Cogeco to push for regulated access to mobile airwaves
Company wants CRTC to force Bell, Telus and Rogers to rent out space on their wireless networks
One of Canada's major telecom companies says it will urge Ottawa to clear the way for a new type of wireless broadband network that's been used successfully in other countries, but hasn't been available in Canada.
Cogeco Inc. CEO Louis Audet said he will press his case for Mobile Virtual Network Operators or MVNOs — in which large wireless network owners are forced to sell airtime in bulk to smaller carriers at regulated prices — at Canadian Radio-television and Telecommunications Commission hearings next week.
Audet told reporters and analysts Thursday in a conference call from Montreal that this type of network reselling is common in other countries, like the U.S. and Europe, but the idea it has not taken hold in Canada.
"The proposal we are making calls for a regulated access to the radio access network of the established carrier," Audet said. "Because we believe that anything short of regulated access will not lead to the successful implementation of MVNO in the country."
Audet, who heads a telecom and media business that offers internet, cable and phone service in Quebec and Ontario, said it's unlikely a fourth national cellphone carrier will emerge to challenge big three incumbents Rogers, Telus and Bell. The federal government has been hoping another major carrier would bring down prices and stimulate innovation.
He said that "virtually all" of the new companies that emerged to build wireless networks after the 2008 spectrum auction "were strangled" before they could develop.
Two of the new carriers — Public Mobile and Mobilicity — entered court-protection last year because of their financial struggles, although privately owned Wind Mobile is growing its subscriber base.
In addition, two existing cable companies — EastLink Communications and the Videotron arm of Quebecor — are expanding new wireless businesses in their regions. Manitoba Telecom and Sasktel also have strong established wireless bases in their respective provinces.
However, the Big Three continue to collectively represent 90 per cent of Canada's wireless customer base and that their smaller rivals have found it difficult to compete against the national carriers.
Audet said that MVNOs are an good alternative for Canada — provided that the CRTC uses its power as a regulator to compel the Big Three to provide access to their spectrum at a reasonable, regulated price.

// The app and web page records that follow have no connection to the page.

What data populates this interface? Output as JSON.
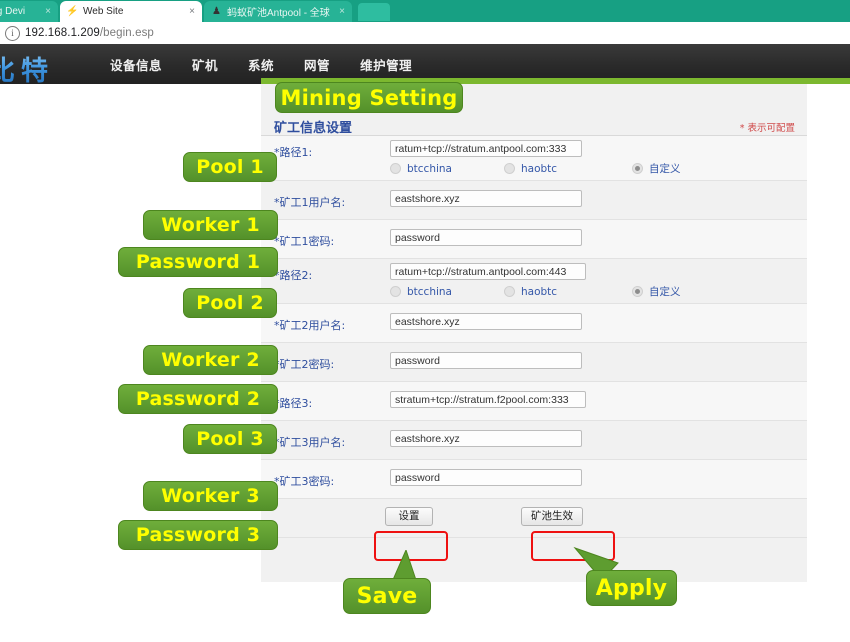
{
  "browser": {
    "tabs": [
      {
        "title": "ing Devi",
        "favicon": "",
        "active": false,
        "close_label": "×"
      },
      {
        "title": "Web Site",
        "favicon": "⚡",
        "active": true,
        "close_label": "×"
      },
      {
        "title": "蚂蚁矿池Antpool - 全球",
        "favicon": "♟",
        "active": false,
        "close_label": "×"
      }
    ],
    "url_host": "192.168.1.209",
    "url_path": "/begin.esp",
    "info_icon": "ⓘ"
  },
  "site": {
    "logo_text": "比特",
    "nav": [
      {
        "label": "设备信息"
      },
      {
        "label": "矿机"
      },
      {
        "label": "系统"
      },
      {
        "label": "网管"
      },
      {
        "label": "维护管理"
      }
    ]
  },
  "panel": {
    "heading": "矿工信息设置",
    "config_note": "* 表示可配置",
    "rows": [
      {
        "key": "pool1",
        "label": "*路径1:",
        "value": "ratum+tcp://stratum.antpool.com:333",
        "placeholder": "",
        "input_width": 192,
        "radios": [
          {
            "label": "btcchina",
            "checked": false
          },
          {
            "label": "haobtc",
            "checked": false
          },
          {
            "label": "自定义",
            "checked": true
          }
        ]
      },
      {
        "key": "worker1",
        "label": "*矿工1用户名:",
        "value": "eastshore.xyz",
        "placeholder": "",
        "input_width": 192,
        "radios": []
      },
      {
        "key": "password1",
        "label": "*矿工1密码:",
        "value": "password",
        "placeholder": "",
        "input_width": 192,
        "radios": []
      },
      {
        "key": "pool2",
        "label": "*路径2:",
        "value": "ratum+tcp://stratum.antpool.com:443",
        "placeholder": "",
        "input_width": 196,
        "radios": [
          {
            "label": "btcchina",
            "checked": false
          },
          {
            "label": "haobtc",
            "checked": false
          },
          {
            "label": "自定义",
            "checked": true
          }
        ]
      },
      {
        "key": "worker2",
        "label": "*矿工2用户名:",
        "value": "eastshore.xyz",
        "placeholder": "",
        "input_width": 192,
        "radios": []
      },
      {
        "key": "password2",
        "label": "*矿工2密码:",
        "value": "password",
        "placeholder": "",
        "input_width": 192,
        "radios": []
      },
      {
        "key": "pool3",
        "label": "*路径3:",
        "value": "stratum+tcp://stratum.f2pool.com:333",
        "placeholder": "",
        "input_width": 196,
        "radios": []
      },
      {
        "key": "worker3",
        "label": "*矿工3用户名:",
        "value": "eastshore.xyz",
        "placeholder": "",
        "input_width": 192,
        "radios": []
      },
      {
        "key": "password3",
        "label": "*矿工3密码:",
        "value": "password",
        "placeholder": "",
        "input_width": 192,
        "radios": []
      }
    ],
    "buttons": {
      "save": "设置",
      "apply": "矿池生效"
    }
  },
  "annotations": {
    "title": "Mining Setting",
    "pool1": "Pool 1",
    "worker1": "Worker 1",
    "password1": "Password 1",
    "pool2": "Pool 2",
    "worker2": "Worker 2",
    "password2": "Password 2",
    "pool3": "Pool 3",
    "worker3": "Worker 3",
    "password3": "Password 3",
    "save": "Save",
    "apply": "Apply"
  },
  "colors": {
    "callout_green": "#5e9d30",
    "callout_text": "#ffff00",
    "highlight_red": "#ee1111",
    "browser_teal": "#17a083",
    "accent_green": "#7cb82f",
    "label_blue": "#2f4e9e"
  }
}
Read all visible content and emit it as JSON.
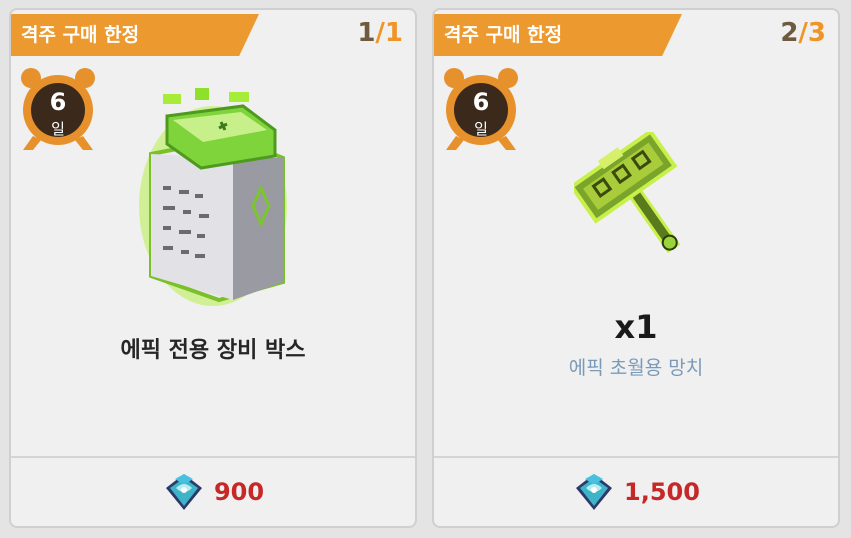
{
  "colors": {
    "ribbon": "#ec9a2f",
    "price": "#c62828",
    "subtext": "#7a9ab8",
    "counter_current": "#6e5a3e",
    "counter_limit": "#ef9427"
  },
  "cards": [
    {
      "ribbon_label": "격주 구매 한정",
      "counter_current": "1",
      "counter_sep": "/",
      "counter_limit": "1",
      "timer_value": "6",
      "timer_unit": "일",
      "item_name": "에픽 전용 장비 박스",
      "item_icon": "equipment-box-icon",
      "price_icon": "crystal-currency-icon",
      "price": "900"
    },
    {
      "ribbon_label": "격주 구매 한정",
      "counter_current": "2",
      "counter_sep": "/",
      "counter_limit": "3",
      "timer_value": "6",
      "timer_unit": "일",
      "quantity": "x1",
      "item_name": "에픽 초월용 망치",
      "item_icon": "hammer-icon",
      "price_icon": "crystal-currency-icon",
      "price": "1,500"
    }
  ]
}
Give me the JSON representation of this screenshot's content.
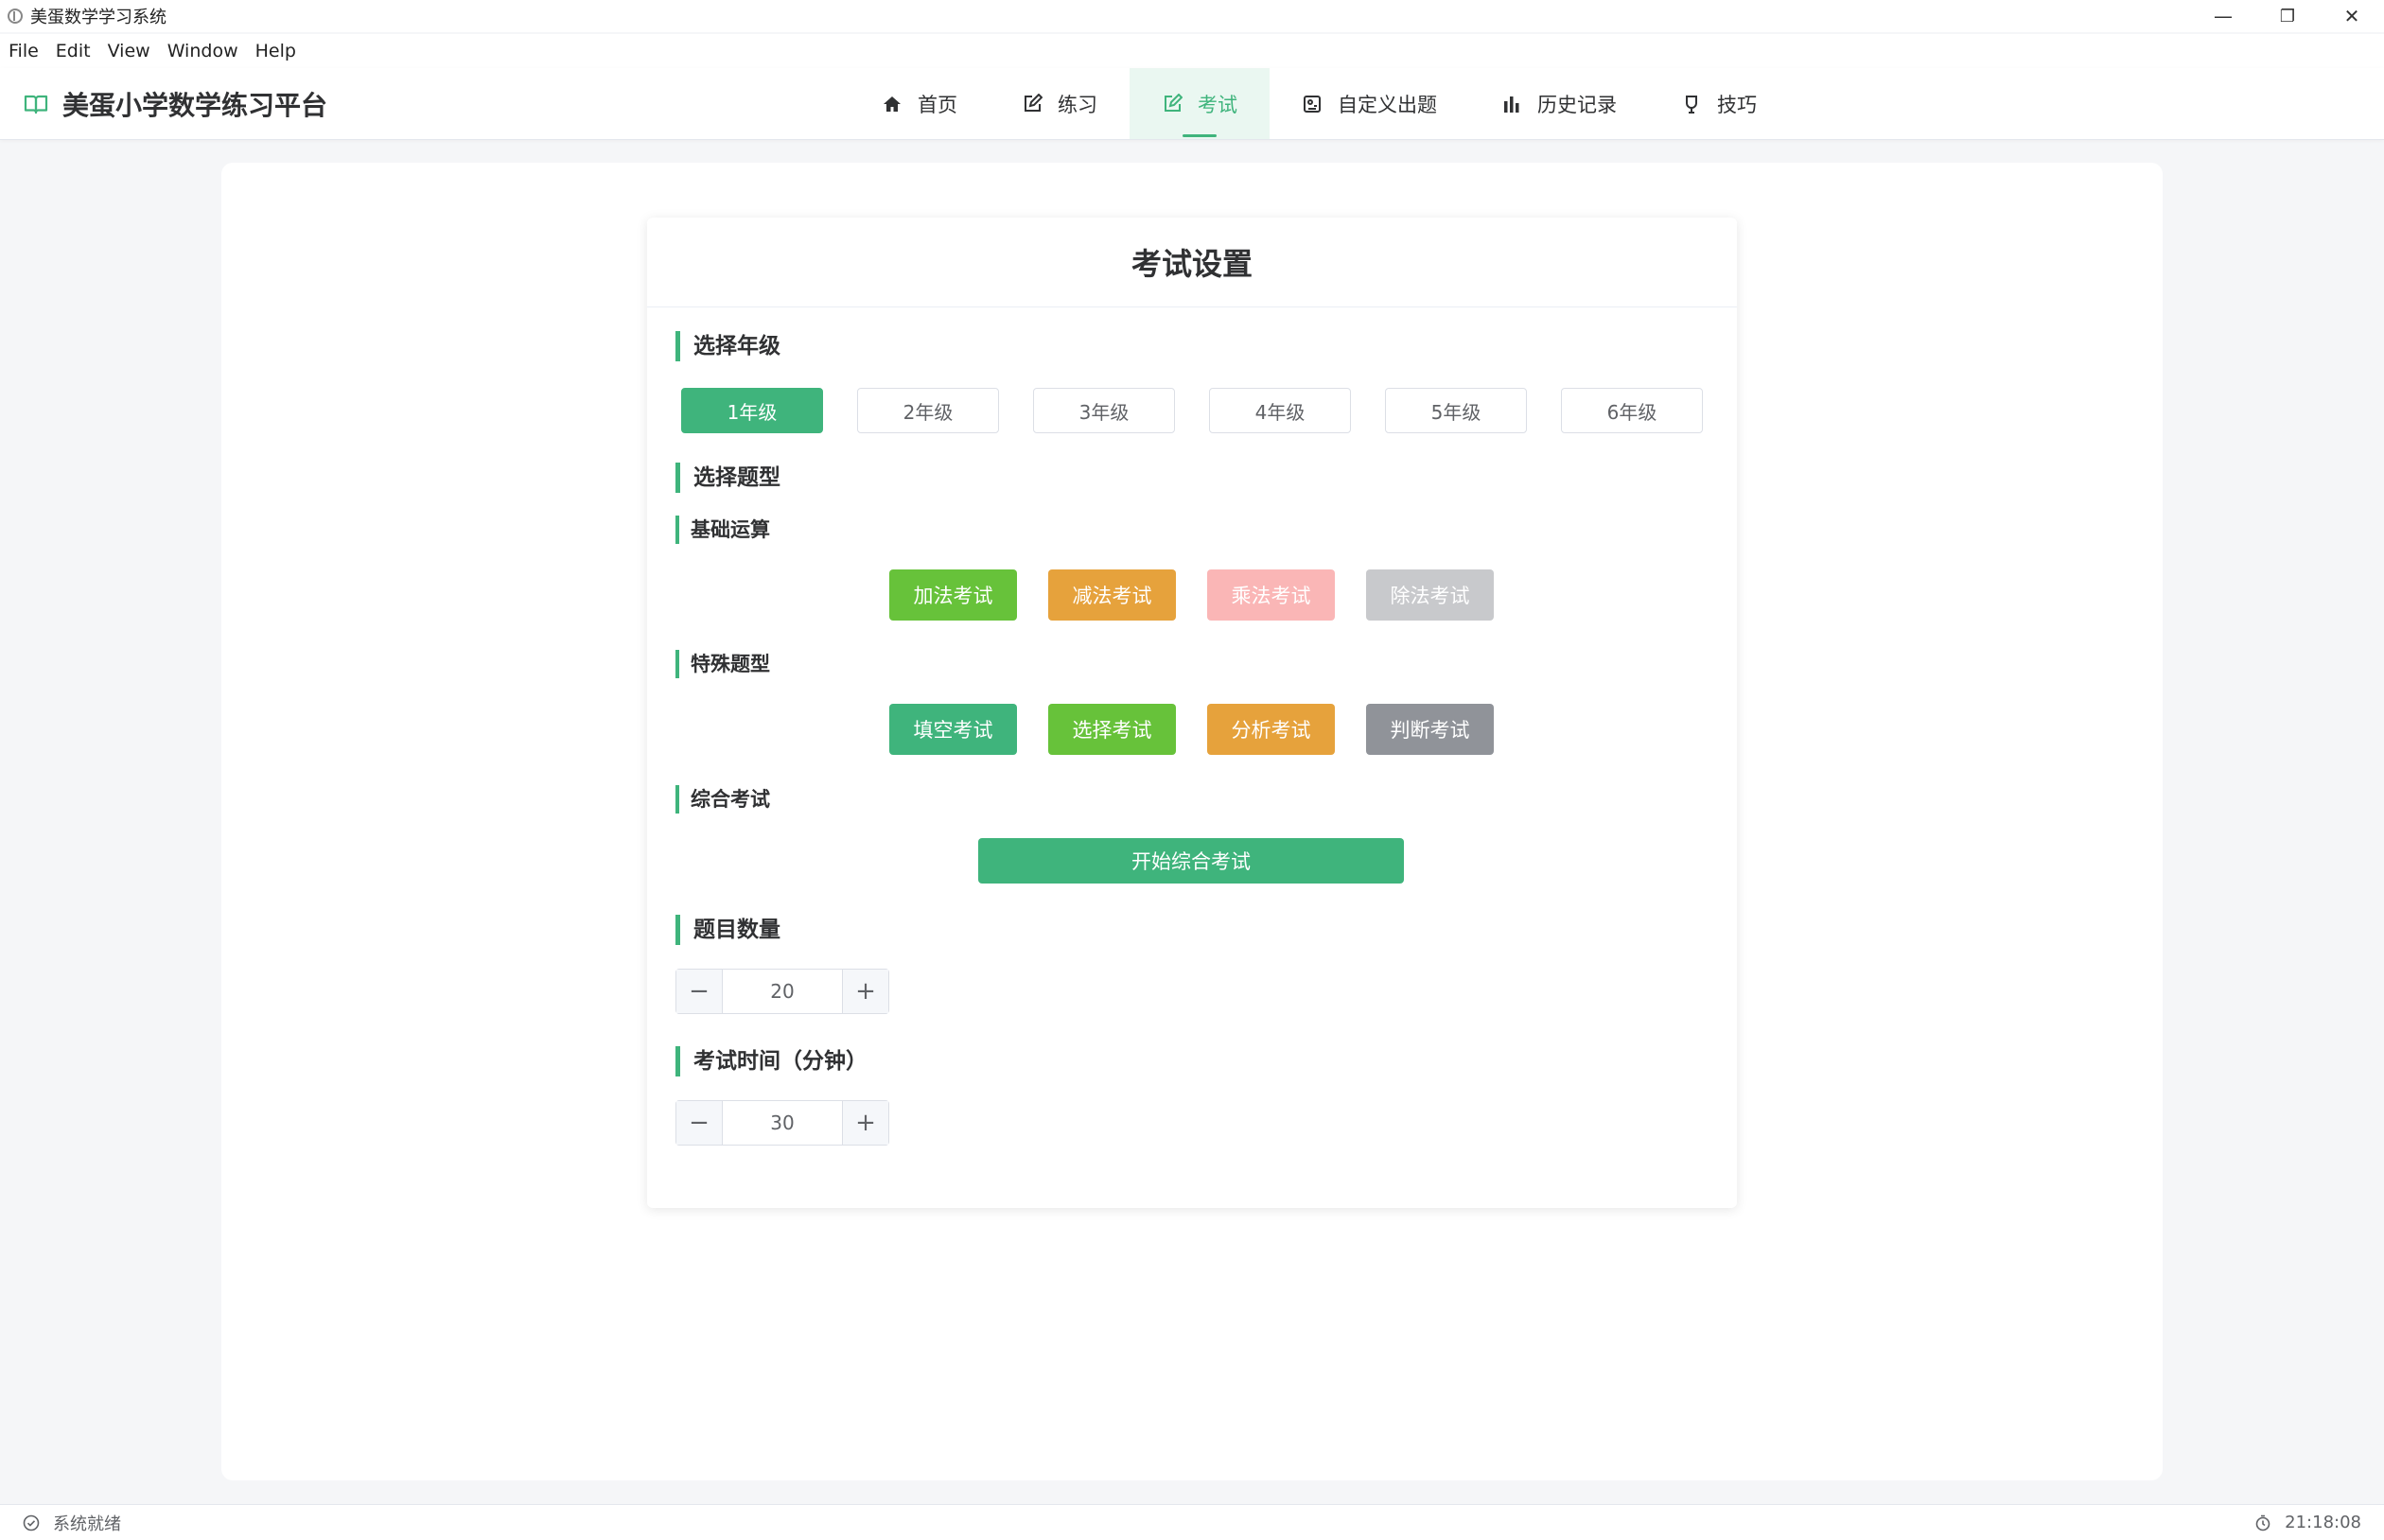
{
  "window": {
    "title": "美蛋数学学习系统",
    "controls": {
      "minimize": "—",
      "restore": "❐",
      "close": "✕"
    }
  },
  "menu": [
    "File",
    "Edit",
    "View",
    "Window",
    "Help"
  ],
  "header": {
    "brand": "美蛋小学数学练习平台",
    "nav": [
      {
        "label": "首页",
        "icon": "home-icon"
      },
      {
        "label": "练习",
        "icon": "edit-icon"
      },
      {
        "label": "考试",
        "icon": "edit-icon",
        "active": true
      },
      {
        "label": "自定义出题",
        "icon": "custom-icon"
      },
      {
        "label": "历史记录",
        "icon": "chart-icon"
      },
      {
        "label": "技巧",
        "icon": "tip-icon"
      }
    ]
  },
  "exam": {
    "title": "考试设置",
    "grade_section": "选择年级",
    "grades": [
      "1年级",
      "2年级",
      "3年级",
      "4年级",
      "5年级",
      "6年级"
    ],
    "selected_grade": "1年级",
    "type_section": "选择题型",
    "basic": {
      "title": "基础运算",
      "buttons": [
        {
          "label": "加法考试",
          "color": "#67c23a"
        },
        {
          "label": "减法考试",
          "color": "#e6a23c"
        },
        {
          "label": "乘法考试",
          "color": "#fab6b6"
        },
        {
          "label": "除法考试",
          "color": "#c8c9cc"
        }
      ]
    },
    "special": {
      "title": "特殊题型",
      "buttons": [
        {
          "label": "填空考试",
          "color": "#3fb47c"
        },
        {
          "label": "选择考试",
          "color": "#67c23a"
        },
        {
          "label": "分析考试",
          "color": "#e6a23c"
        },
        {
          "label": "判断考试",
          "color": "#909399"
        }
      ]
    },
    "comprehensive": {
      "title": "综合考试",
      "button": "开始综合考试"
    },
    "question_count": {
      "title": "题目数量",
      "value": "20",
      "minus": "−",
      "plus": "+"
    },
    "duration": {
      "title": "考试时间（分钟）",
      "value": "30",
      "minus": "−",
      "plus": "+"
    }
  },
  "status": {
    "left": "系统就绪",
    "time": "21:18:08"
  },
  "colors": {
    "accent": "#3fb47c"
  }
}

Audet said there are more than 800 MVNOs around the world. One of the largest is Virgin Mobile, which operates in 10 countries.
He said that a similar approach has worked in Canada on the wireline front, where various companies can buy network access on a wholesale basis from a major carrier and then resell it as a retailer.
"That is occurring on a daily basis. And that has helped invigorate the competitiveness of the marketplace. So we see no reason why this could not occur in wireless as well," Audet said.
The federal regulator will hold hearings next week to consider changes to the wireless industry.